Digital Heritage Granada Conference, September 2015
Data set and Matlab Source Code (Uploaded Apr 08, 2016, still need clean up).
Our Capture Devices:
We used two types of capture. Left shows free-form capture using hand-held flash as the illumination source. Right image shows capture using LED lights mounted on a dome shaped surface.
Comparision of Image Relighting without and with Near Light Correction:
Relighting comparisons for two works by Paul Gauguin housed at the Art Institute of Chicago, a woodblock (top), and a transfer print (bottom). The concession number for the woodblock
is 1940-91, and 2002-237 for the print. A comparison is shown between the raw captured images (left) and after the near-light correction technique introduced in this paper(right). We use the calibrated light position to compute the light attenuation due to the distance squared fall-off. The inverse of this attenuation mask (middle) is used to produce relit images with even illumination (right). The corrected images look uniformly lit and more visually pleasing.
"Potato-chip" Error of Reconstructed Shape Due to Wrong Light Model:
This figure shows the typical "Potato-chip" shaped error resulted from modeling near lights as far lights, which typically occur in the Reflectance Transfer Image (RTI). In this example the object is 50cm wide, smooth and uniformly flat, and the light is 150cm above the object. The center of the object has an incident illumination angle of 90
degrees, but the left and right border of the central scan line have incident illumination angles of 80.5 degrees and 99.5 degrees respectively, with an error range of 19=2atan(25/150)
degrees from left to right. The erroneous lighting angles cause mis-estimated surface normals in RTI, which causes the ``potato-chip'' shaped surface.
Comparision of Surface Reconstruction without and with Near Light Correction I:
Experimental comparison between far-light and near-light models for surface normal and 3d shape reconstruction. We use a flat matte paper as a ground truth test object. The first column shows the captured and corrected images. The position of the red dot in the circle approximates lighting direction.

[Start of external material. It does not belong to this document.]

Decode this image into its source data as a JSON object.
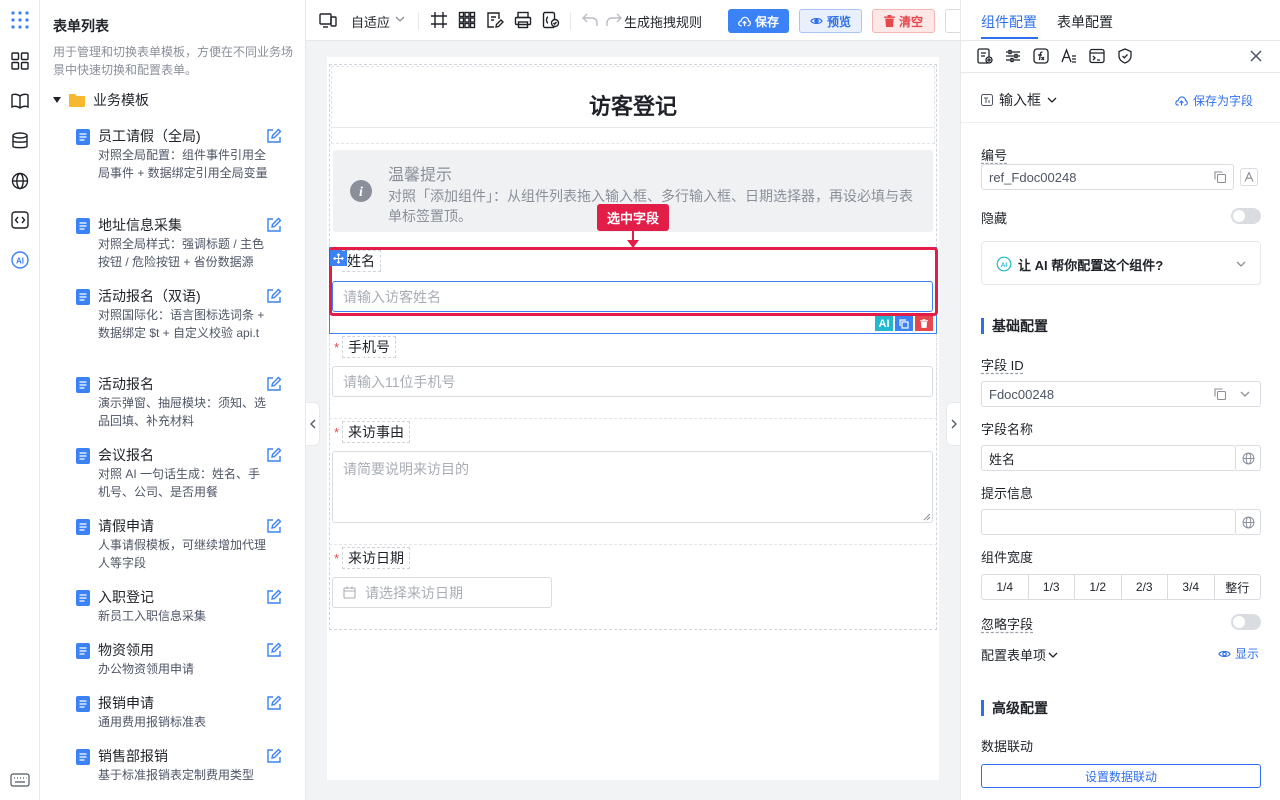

The second column shows the surface normal. The ground truth should be uniform, but the normal from the distant light model has a large error especially at the border. The third column shows the reconstructed 3d surface. The last column shows a horizontal scan line of the recovered depth map. The near-light model results are close to ground truth, while the far-light model results in a large potato chipped distortion.
Comparision of Surface Reconstruction without and with Near Light Correction II:
Comparison of far-light and near-light models for 3d shape reconstruction. The work of art shown is a woodblock produced by artist Paul Gauguin, housed at the Art Institute of Chicago. The concession number of the artwork is 2238-56. (a) One of the captured images showing the near-light illumination effect. (b) A 3D reconstruction without correcting for the near-light effect. The woodblock appears to be bent like a ``potato chip'' so surface details are difficult to resolve. (c) A 3D reconstruction using our method to correct for the near-light effect. The woodblock is now flat and details of the carving can be discerned from the reconstruction.
This project was funded in part through a NU-ACCESS exploratory grant and NSF CAREER grant IIS-1453192.